The survey also provides new information on COVID-19 treatments received.
Globally, ivermectin was taken with the same frequency as other approved medications, even though the WHO and other agencies do not recommend its use to prevent or treat COVID-19.
Also, almost 4% of respondents reported paying less attention to new COVID-19 information than before and having less support for vaccine mandates.
“Our results show that public health strategies to enhance booster coverage will need to be more sophisticated and adaptable for each setting and target population,” says Lazarus.
There are several COVID-19 vaccines that have been authorized for emergency use around the world. These include vaccines developed by Pfizer-BioNTech, Moderna, AstraZeneca, Johnson & Johnson, and Sinovac. These vaccines have undergone clinical trials to demonstrate their safety and efficacy, and have been authorized for use under emergency situations in order to curb the spread of COVID-19. Each vaccine may have its own specific authorization, usage guideline, storage requirement, and effectiveness.
Several COVID-19 vaccines have been authorized for emergency use around the world. These include:
- Pfizer-BioNTech COVID-19 Vaccine
- Moderna COVID-19 Vaccine
- AstraZeneca COVID-19 Vaccine
- Johnson & Johnson Janssen COVID-19 Vaccine
- Sinovac COVID-19 Vaccine
- Sputnik V COVID-19 Vaccine
- Bharat Biotech’s Covaxin
- Sinopharm COVID-19 Vaccine

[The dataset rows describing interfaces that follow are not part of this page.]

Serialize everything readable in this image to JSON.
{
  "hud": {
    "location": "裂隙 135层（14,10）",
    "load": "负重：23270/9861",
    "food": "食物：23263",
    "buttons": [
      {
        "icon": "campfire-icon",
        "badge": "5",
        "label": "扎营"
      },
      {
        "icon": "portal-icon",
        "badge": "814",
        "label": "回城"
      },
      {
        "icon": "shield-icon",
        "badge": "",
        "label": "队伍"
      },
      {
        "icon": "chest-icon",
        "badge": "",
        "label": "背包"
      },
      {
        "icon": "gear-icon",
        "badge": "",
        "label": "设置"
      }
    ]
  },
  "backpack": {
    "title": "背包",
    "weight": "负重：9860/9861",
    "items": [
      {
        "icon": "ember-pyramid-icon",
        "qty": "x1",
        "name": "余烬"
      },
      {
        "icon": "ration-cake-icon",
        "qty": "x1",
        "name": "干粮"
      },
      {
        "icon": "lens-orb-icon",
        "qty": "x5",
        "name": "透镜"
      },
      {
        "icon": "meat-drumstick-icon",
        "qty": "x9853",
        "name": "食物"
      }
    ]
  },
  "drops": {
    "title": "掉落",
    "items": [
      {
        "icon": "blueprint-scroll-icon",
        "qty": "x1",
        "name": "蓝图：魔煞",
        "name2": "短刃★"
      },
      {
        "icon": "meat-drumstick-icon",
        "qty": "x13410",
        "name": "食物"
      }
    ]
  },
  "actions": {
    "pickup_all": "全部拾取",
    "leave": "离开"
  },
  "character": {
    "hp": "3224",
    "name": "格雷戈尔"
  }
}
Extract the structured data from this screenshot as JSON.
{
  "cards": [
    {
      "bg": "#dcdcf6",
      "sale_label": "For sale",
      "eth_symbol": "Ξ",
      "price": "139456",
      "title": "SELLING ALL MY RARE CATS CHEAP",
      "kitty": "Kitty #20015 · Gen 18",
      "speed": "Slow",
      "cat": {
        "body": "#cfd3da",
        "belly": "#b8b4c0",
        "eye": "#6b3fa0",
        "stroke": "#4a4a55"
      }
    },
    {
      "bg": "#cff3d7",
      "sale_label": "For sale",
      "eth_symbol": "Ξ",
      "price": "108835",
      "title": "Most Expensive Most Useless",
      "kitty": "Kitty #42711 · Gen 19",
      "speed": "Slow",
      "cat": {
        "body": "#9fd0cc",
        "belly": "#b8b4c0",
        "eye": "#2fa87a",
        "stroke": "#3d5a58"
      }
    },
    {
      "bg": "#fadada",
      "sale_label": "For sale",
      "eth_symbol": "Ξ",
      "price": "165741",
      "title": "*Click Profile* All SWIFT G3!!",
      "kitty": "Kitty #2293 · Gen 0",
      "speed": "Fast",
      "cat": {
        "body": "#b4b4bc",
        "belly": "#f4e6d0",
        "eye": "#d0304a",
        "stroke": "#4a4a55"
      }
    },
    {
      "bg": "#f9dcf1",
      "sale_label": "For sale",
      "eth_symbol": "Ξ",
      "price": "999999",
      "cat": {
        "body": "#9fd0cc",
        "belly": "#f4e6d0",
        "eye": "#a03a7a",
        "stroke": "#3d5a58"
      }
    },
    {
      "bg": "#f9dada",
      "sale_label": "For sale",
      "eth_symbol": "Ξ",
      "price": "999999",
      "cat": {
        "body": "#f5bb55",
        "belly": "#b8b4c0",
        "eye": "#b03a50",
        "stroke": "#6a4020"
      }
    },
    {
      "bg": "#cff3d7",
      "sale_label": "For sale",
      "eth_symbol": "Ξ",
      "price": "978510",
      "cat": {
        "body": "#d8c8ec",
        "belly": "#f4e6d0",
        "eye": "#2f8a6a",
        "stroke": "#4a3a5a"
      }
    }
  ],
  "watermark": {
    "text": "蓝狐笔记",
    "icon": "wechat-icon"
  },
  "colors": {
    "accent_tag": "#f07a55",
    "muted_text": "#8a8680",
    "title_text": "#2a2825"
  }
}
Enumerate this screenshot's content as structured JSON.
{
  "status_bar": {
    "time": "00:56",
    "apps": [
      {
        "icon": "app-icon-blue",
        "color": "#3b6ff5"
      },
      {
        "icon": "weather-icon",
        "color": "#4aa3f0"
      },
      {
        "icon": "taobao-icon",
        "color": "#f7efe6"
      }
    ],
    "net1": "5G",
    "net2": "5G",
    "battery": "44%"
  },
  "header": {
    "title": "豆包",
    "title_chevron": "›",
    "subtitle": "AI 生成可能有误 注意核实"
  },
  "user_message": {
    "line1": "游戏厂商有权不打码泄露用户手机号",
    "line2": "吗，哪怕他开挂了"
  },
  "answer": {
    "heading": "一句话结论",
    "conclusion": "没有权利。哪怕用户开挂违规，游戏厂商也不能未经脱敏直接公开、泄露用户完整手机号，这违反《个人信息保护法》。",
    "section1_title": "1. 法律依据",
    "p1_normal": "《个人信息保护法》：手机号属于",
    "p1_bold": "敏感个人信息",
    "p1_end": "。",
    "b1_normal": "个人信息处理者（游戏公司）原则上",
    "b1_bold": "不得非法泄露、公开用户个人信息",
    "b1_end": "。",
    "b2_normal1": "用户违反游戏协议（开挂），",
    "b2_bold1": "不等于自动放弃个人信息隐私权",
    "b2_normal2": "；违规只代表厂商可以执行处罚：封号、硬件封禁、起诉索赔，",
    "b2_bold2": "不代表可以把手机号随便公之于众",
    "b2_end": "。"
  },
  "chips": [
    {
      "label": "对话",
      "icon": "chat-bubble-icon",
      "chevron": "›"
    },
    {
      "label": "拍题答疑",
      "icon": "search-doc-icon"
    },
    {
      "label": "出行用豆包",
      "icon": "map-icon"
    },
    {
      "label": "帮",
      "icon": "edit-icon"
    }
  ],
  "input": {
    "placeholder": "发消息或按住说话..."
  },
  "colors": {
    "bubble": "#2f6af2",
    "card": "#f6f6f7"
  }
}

It’s important to note that this list may not include all COVID-19 vaccines that have been authorized or are in development, and the authorization and usage guidelines may vary by country.